Noisette of Venison with Grand-Veneur SauceJune 17, 2014 • By Great Chefs
Noisette of Venison with Grand-Veneur Sauce
By Great Chefs June 17, 2014
The rich flavors in this dish take time to develop. The venison is marinated in the refrigerator for four days before it is sliced and sauteed. The Grand-Veneur Sauce served with the venison is reduced, and reduced again, and again, and yet again, gathering flavor at every step. When the venison medallions arrive at the table with their sauce and interesting confit chestnut garnish, the flavor is concentrated in every bite.
- Venison and Marinade
- Venison - 1 boneless loin, about 2 pounds
- Red Wine - 1 pint
- Olive Oil - 2 tablespoons
- Pinch of thyme
- Pinch of rosemary
- Pinch of garlic
- Bay Leaf - 1
- Juniper Berries - pinch
- Sauce Grand-Veneur
- Venison bones and trimmings - 4 pounds
- Olive Oil - 2 tablespoons
- Clarified Butter - 2 tablespoons
- Carrot - 1, diced
- Onion - 1, diced
- Celery - 1 stalk, diced
- Crushed black peppercorns to taste
- Red Wine Vinegar - 1 pint
- Burgundy - 2 pints
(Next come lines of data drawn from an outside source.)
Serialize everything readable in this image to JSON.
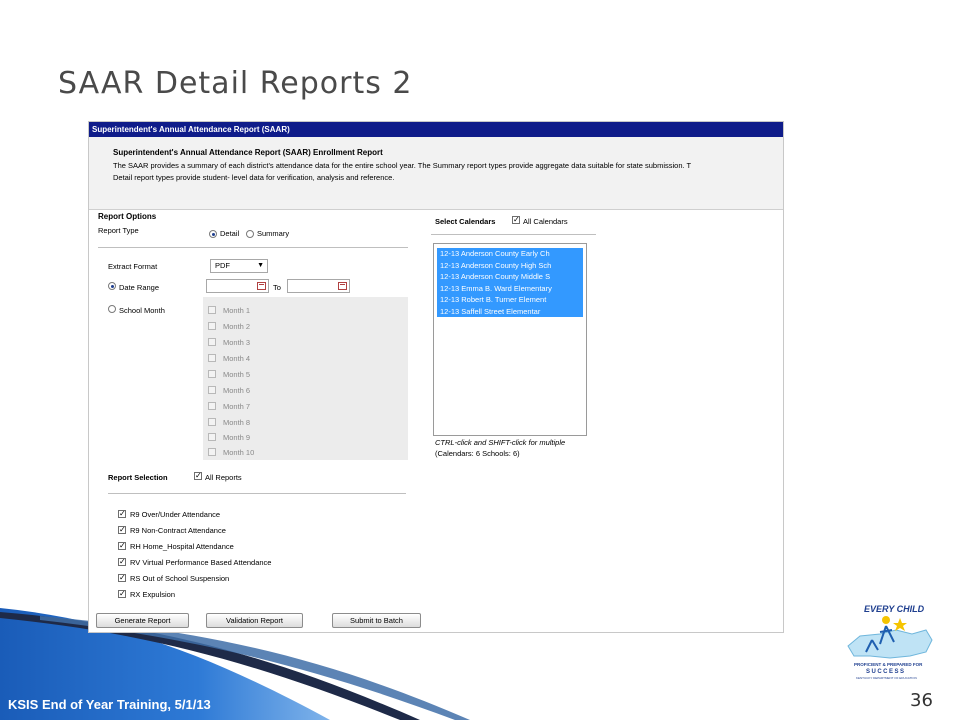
{
  "slide": {
    "title": "SAAR Detail Reports 2",
    "footer": "KSIS End of Year Training, 5/1/13",
    "page_number": "36"
  },
  "window": {
    "title": "Superintendent's Annual Attendance Report (SAAR)"
  },
  "description": {
    "heading": "Superintendent's Annual Attendance Report (SAAR) Enrollment Report",
    "line1": "The SAAR provides a summary of each district's attendance data for the entire school year. The Summary report types provide aggregate data suitable for state submission. T",
    "line2": "Detail report types provide student- level data for verification, analysis and reference."
  },
  "report_options": {
    "heading": "Report Options",
    "report_type_label": "Report Type",
    "detail_label": "Detail",
    "summary_label": "Summary",
    "selected_type": "Detail",
    "extract_format_label": "Extract Format",
    "extract_format_value": "PDF",
    "date_range_label": "Date Range",
    "to_label": "To",
    "date_from_value": "",
    "date_to_value": "",
    "school_month_label": "School Month",
    "months": [
      "Month 1",
      "Month 2",
      "Month 3",
      "Month 4",
      "Month 5",
      "Month 6",
      "Month 7",
      "Month 8",
      "Month 9",
      "Month 10"
    ]
  },
  "calendars": {
    "heading": "Select Calendars",
    "all_label": "All Calendars",
    "all_checked": true,
    "items": [
      "12-13 Anderson County Early Ch",
      "12-13 Anderson County High Sch",
      "12-13 Anderson County Middle S",
      "12-13 Emma B. Ward Elementary",
      "12-13 Robert B. Turner Element",
      "12-13 Saffell Street Elementar"
    ],
    "hint": "CTRL-click and SHIFT-click for multiple",
    "counts": "(Calendars: 6  Schools: 6)"
  },
  "report_selection": {
    "heading": "Report Selection",
    "all_label": "All Reports",
    "all_checked": true,
    "reports": [
      "R9 Over/Under Attendance",
      "R9 Non-Contract Attendance",
      "RH Home_Hospital Attendance",
      "RV Virtual Performance Based Attendance",
      "RS Out of School Suspension",
      "RX Expulsion"
    ]
  },
  "buttons": {
    "generate": "Generate Report",
    "validation": "Validation Report",
    "submit": "Submit to Batch"
  },
  "logo": {
    "top_text": "EVERY CHILD",
    "middle_text": "PROFICIENT & PREPARED FOR",
    "success_text": "SUCCESS",
    "bottom_text": "KENTUCKY DEPARTMENT OF EDUCATION"
  },
  "colors": {
    "title_bar": "#0f1c8a",
    "selection": "#3399ff",
    "footer_band": "#1f5fb0"
  }
}
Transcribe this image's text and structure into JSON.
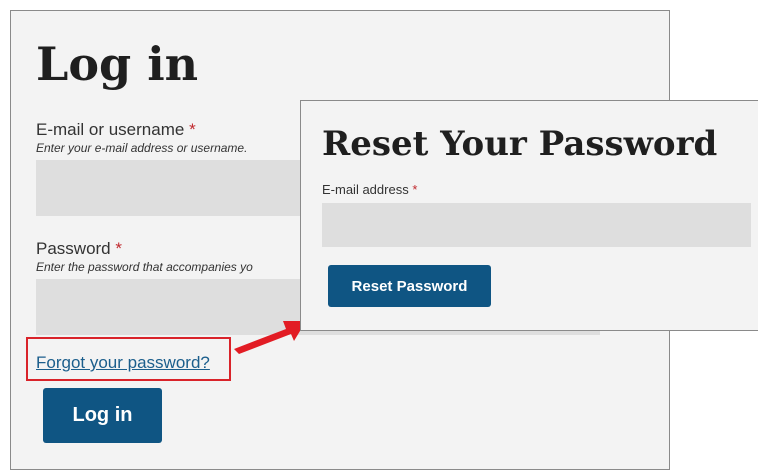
{
  "login": {
    "title": "Log in",
    "username_label": "E-mail or username",
    "username_required": "*",
    "username_hint": "Enter your e-mail address or username.",
    "username_value": "",
    "password_label": "Password",
    "password_required": "*",
    "password_hint": "Enter the password that accompanies yo",
    "password_value": "",
    "forgot_link": "Forgot your password?",
    "submit_label": "Log in"
  },
  "reset": {
    "title": "Reset Your Password",
    "email_label": "E-mail address",
    "email_required": "*",
    "email_value": "",
    "submit_label": "Reset Password"
  },
  "colors": {
    "button": "#0f5583",
    "required": "#c0282d",
    "highlight": "#d9232a",
    "link": "#1b5e8c",
    "panel_bg": "#f3f3f3",
    "input_bg": "#dedede"
  },
  "annotations": {
    "highlight_box": "red-rectangle",
    "arrow": "red-arrow-icon"
  }
}
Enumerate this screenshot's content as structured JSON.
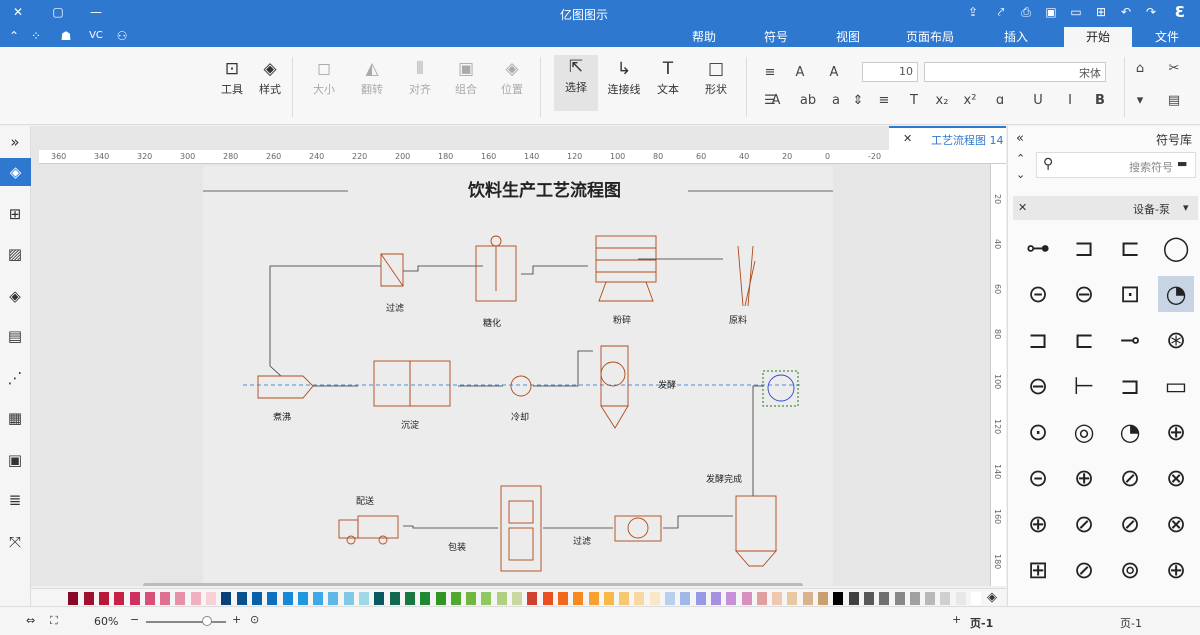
{
  "app": {
    "title": "亿图图示"
  },
  "menu": {
    "tabs": [
      "文件",
      "开始",
      "插入",
      "页面布局",
      "视图",
      "符号",
      "帮助"
    ],
    "active": "开始"
  },
  "titlebar": {
    "vc_label": "VC"
  },
  "ribbon": {
    "font_name": "宋体",
    "font_size": "10",
    "buttons": {
      "select": "选择",
      "connector": "连接线",
      "text": "文本",
      "shape": "形状",
      "style": "样式",
      "tools": "工具",
      "size": "大小",
      "rotate": "翻转",
      "align": "对齐",
      "group": "组合",
      "position": "位置"
    }
  },
  "document": {
    "tab_label": "工艺流程图 14",
    "title": "饮料生产工艺流程图",
    "ruler_h": [
      "360",
      "340",
      "320",
      "300",
      "280",
      "260",
      "240",
      "220",
      "200",
      "180",
      "160",
      "140",
      "120",
      "100",
      "80",
      "60",
      "40",
      "20",
      "0",
      "-20"
    ],
    "ruler_v": [
      "20",
      "40",
      "60",
      "80",
      "100",
      "120",
      "140",
      "160",
      "180"
    ],
    "labels": {
      "raw": "原料",
      "grind": "粉碎",
      "saccharify": "糖化",
      "filter1": "过滤",
      "ferment": "发酵",
      "cool": "冷却",
      "settle": "沉淀",
      "boil": "煮沸",
      "ferment_done": "发酵完成",
      "filter2": "过滤",
      "package": "包装",
      "deliver": "配送"
    }
  },
  "library": {
    "title": "符号库",
    "search_placeholder": "搜索符号",
    "category": "设备-泵"
  },
  "status": {
    "page_left": "页-1",
    "page_right": "页-1",
    "zoom": "60%"
  },
  "colors": {
    "accent": "#2f78d0",
    "diagram_line": "#b04a1a",
    "palette": [
      "#ffffff",
      "#e8e8e8",
      "#d0d0d0",
      "#b8b8b8",
      "#a0a0a0",
      "#888888",
      "#707070",
      "#585858",
      "#404040",
      "#000000",
      "#c8a070",
      "#d9b38c",
      "#e8c8a0",
      "#f0c8b0",
      "#e0a0a0",
      "#d890c0",
      "#c890d8",
      "#a890e0",
      "#9898e8",
      "#a0b8e8",
      "#b8d0f0",
      "#f8e8c8",
      "#f8d8a0",
      "#f8c870",
      "#f8b848",
      "#f8a030",
      "#f88820",
      "#f06818",
      "#e85020",
      "#d04030",
      "#c8d8a0",
      "#b0d080",
      "#90c860",
      "#70b840",
      "#50a830",
      "#309820",
      "#208830",
      "#187840",
      "#106850",
      "#0c5860",
      "#a0d8e8",
      "#80c8e8",
      "#60b8e8",
      "#40a8e8",
      "#2098e0",
      "#1888d8",
      "#1070c0",
      "#0860a8",
      "#085090",
      "#084078",
      "#f8d0d8",
      "#f0b0c0",
      "#e890a8",
      "#e07090",
      "#d85078",
      "#d03060",
      "#c82048",
      "#b81838",
      "#a01030",
      "#880828"
    ]
  }
}
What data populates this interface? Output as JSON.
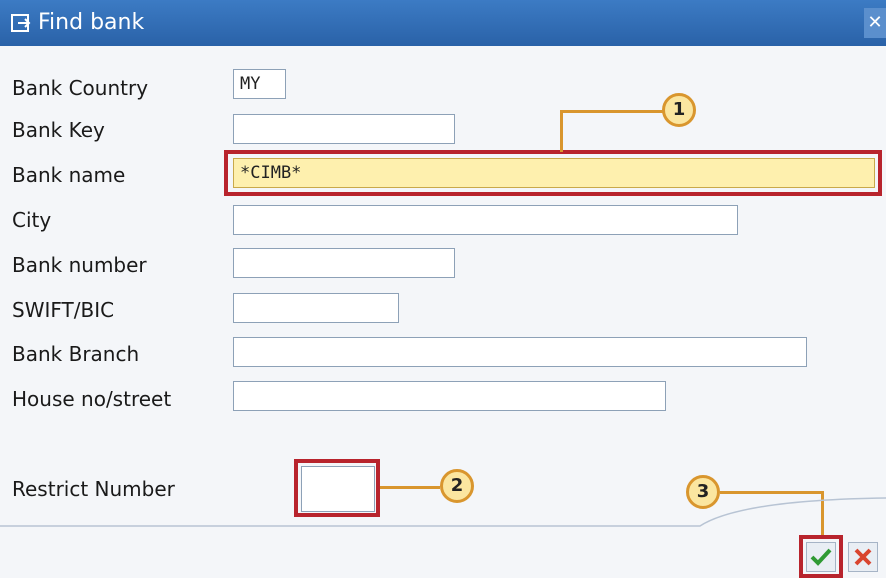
{
  "window": {
    "title": "Find bank"
  },
  "fields": {
    "bank_country": {
      "label": "Bank Country",
      "value": "MY"
    },
    "bank_key": {
      "label": "Bank Key",
      "value": ""
    },
    "bank_name": {
      "label": "Bank name",
      "value": "*CIMB*"
    },
    "city": {
      "label": "City",
      "value": ""
    },
    "bank_number": {
      "label": "Bank number",
      "value": ""
    },
    "swift_bic": {
      "label": "SWIFT/BIC",
      "value": ""
    },
    "bank_branch": {
      "label": "Bank Branch",
      "value": ""
    },
    "house_no_street": {
      "label": "House no/street",
      "value": ""
    },
    "restrict_number": {
      "label": "Restrict Number",
      "value": ""
    }
  },
  "callouts": [
    "1",
    "2",
    "3"
  ],
  "colors": {
    "title_bar": "#2a62a8",
    "highlight": "#fef0ae",
    "callout_border": "#d9962e",
    "focus_box": "#b8242d"
  },
  "icons": {
    "title": "window-icon",
    "close": "close-icon",
    "ok": "checkmark-icon",
    "cancel": "cancel-icon"
  }
}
- Veal Demi-Glace - 3 quarts
- Confit Chestnut
- Chestnuts - 2 pounds, fresh
- Tinned Duck Fat - 1 pound
- Clarified Butter - 2 ounces
- Red Currant Jelly - 1 tablespoon
- Butter - 1 tablespoon, fresh
- Salt and freshly ground pepper to taste
To marinate the venison: combine the ingredients in a non-aluminum container, making sure the venison is covered. (Optionally, put the venison and marinade ingredients in a heavy plastic zippered bag, press out the air, and seal.) Marinate 4 days in the refrigerator.
To prepare the sauce: Brown the venison bones and trimmings in the oil and butter in a large stockpot, adding the vegetables part way through the process. Season with peppercorns to taste and add the wine vinegar and Burgundy. Simmer until reduced by three-fourths in volume. Add the demi-glace and bring to a boil, then reduce the heat and simmer 3 more hours. Strain through a fine-meshed sieve and set aside; keep warm.
To prepare the confit: Make an X-shaped incision in the chestnut shells and boil in water for a few minutes, until the shells loosen. Remove from heat and peel off the shells and skin. Slowly cook the chestnuts in the duck fat until tender enough to be easily pierced with the tip of a knife. Set aside in the fat.
To finish the venison: Drain the venison, reserving one-half pint of the marinade. Slice the loin into 8 medallions, each about 1 inch thick. Season both sides of the medallions with salt and pepper. Heat the clarified butter in a saute pan to very hot. Place the medallions in the pan and cook 3 minutes on each side, to medium-rare. Remove from the pan; set aside and keep warm. Drain the fat from the saute pan and add the reserved marinade. Reduce by three-fourths. Add the prepared Sauce Grand-Veneur and reduce to desired consistency. Remove from heat and stir in the red currant jelly and butter, swirling the pan as the butter melts. Strain the sauce; keep warm.
To serve: Place two venison medallions on each warmed serving plate. Place confit chestnuts around the medalions. Spoon sauce over the medallions.